In late 1962, Steve Lawrence released the second recording of this song (Bobby Vee recorded it first in March 1962). The single reached number one on the Billboard Hot 100 in January 1963 and remained in the top position for two weeks. This recording also spent six weeks atop the U.S. Easy Listening chart. It also went to number 1 on the New Zealand Lever chart and number 18 in Canada.
Mark Wynter’s 1962 cover of the song on the Pye Records label also made the UK Singles Chart, reaching number six in Britain.
Donny Osmond’s cover version of “Go Away Little Girl” reached number one on the Billboard Hot 100 chart on September 11, 1971. It remained in the top position for three weeks. Osmond’s version also went to number 36 on the Australian Go-Set chart. It was certified Gold by the RIAA on October 13, 1971.
“Uncle Albert/Admiral Halsey” is a song by Paul and Linda McCartney from the album Ram. Released in the United States as a single on 2 August 1971, but premiering on WLS the previous week (as a “Hit Parade Bound” (HPB)), it reached number one on the Billboard Hot 100 on 4 September 1971, making it the first of a string of post-Beatles, McCartney-penned singles to top the US pop chart during the 1970s and 1980s. Billboard ranked it number 22 on its Top Pop Singles of 1971 year-end chart. It became McCartney’s first gold record as a solo artist.
“How Can You Mend a Broken Heart” is a song released by the Bee Gees in 1971. It was written mainly by Barry and Robin Gibb. It was the lead and first single on the group’s 1971 LP Trafalgar. The B-side, a Maurice Gibb composition “Country Woman”. It was their first US No. 1 single. The song also reached #1 in Cashbox magazine in two weeks. The song is also in American Hustle and on its soundtrack.
In the US, Atco Records issued both mono and stereo versions of the song on each side as a promo single.

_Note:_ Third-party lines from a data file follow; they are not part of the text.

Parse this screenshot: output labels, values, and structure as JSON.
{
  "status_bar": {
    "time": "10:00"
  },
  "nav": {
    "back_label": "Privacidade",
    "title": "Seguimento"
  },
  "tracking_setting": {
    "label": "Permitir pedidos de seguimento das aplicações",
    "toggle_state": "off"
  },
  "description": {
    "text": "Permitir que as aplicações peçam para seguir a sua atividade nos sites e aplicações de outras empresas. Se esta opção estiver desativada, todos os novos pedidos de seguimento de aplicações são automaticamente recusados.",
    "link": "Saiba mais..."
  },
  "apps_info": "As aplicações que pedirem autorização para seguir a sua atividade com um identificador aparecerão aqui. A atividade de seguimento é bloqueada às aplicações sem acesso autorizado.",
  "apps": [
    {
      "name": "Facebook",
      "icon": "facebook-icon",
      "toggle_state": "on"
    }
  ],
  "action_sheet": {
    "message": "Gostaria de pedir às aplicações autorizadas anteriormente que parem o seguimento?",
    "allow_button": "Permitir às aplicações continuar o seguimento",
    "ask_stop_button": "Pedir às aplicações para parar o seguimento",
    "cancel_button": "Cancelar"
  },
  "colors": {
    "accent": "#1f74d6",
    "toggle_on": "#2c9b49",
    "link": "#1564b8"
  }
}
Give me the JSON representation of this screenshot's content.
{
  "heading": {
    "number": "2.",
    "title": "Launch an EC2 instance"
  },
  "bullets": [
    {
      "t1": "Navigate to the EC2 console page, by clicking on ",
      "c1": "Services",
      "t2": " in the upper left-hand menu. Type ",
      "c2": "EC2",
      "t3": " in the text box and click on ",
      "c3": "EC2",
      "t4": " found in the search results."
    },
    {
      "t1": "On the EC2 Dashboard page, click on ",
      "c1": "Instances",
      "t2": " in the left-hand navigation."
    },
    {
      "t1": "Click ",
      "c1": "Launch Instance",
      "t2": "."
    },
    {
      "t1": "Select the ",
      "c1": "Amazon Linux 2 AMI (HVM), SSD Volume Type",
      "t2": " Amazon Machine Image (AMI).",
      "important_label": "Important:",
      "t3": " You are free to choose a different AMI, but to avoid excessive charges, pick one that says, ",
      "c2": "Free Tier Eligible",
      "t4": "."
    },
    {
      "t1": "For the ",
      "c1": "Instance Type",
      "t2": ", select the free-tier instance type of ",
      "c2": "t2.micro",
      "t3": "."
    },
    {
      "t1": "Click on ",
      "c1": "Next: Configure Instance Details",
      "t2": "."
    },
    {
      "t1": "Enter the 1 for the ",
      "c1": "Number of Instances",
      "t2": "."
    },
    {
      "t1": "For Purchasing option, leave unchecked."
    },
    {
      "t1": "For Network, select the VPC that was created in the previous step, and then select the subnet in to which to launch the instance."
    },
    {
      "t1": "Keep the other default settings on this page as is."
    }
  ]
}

“You’ve Got a Friend” is a 1971 song written by Carole King. It was first recorded by King, and included in her album Tapestry. Another well-known version is by James Taylor from his album Mud Slide Slim and the Blue Horizon. His was released as a single in 1971 reaching number 1 on the Billboard Hot 100 and number 4 on the UK Singles Chart. The two versions were recorded simultaneously in 1971 with shared musicians.
“You’ve Got a Friend” won Grammy Awards both for Taylor (Best Male Pop Vocal Performance) and King (Song of the Year). Dozens of other artists have recorded the song over the years, including Dusty Springfield, Michael Jackson, Anne Murray and Donny Hathaway.
“Indian Reservation (The Lament of the Cherokee Reservation Indian)” is a song written by John D. Loudermilk. The song was first recorded by Marvin Rainwater in 1959 and released on MGM as “The Pale Faced Indian”, but that release stayed unnoticed. The first hit version was a 1968 cover by Don Fardon, a former member of The Sorrows, that reached #20 on the Billboard Hot 100 and #3 on the UK Singles Chart.
In 1971 Paul Revere & the Raiders recorded the song on the Columbia Records label, and it topped the Hot 100 on July 24. The RIAA gold certification followed on 30 June 1971 for selling over a million copies. It was later certified platinum for selling an additional million copies. The song was the group’s only #1 US Billboard hit, and their final Top Twenty song.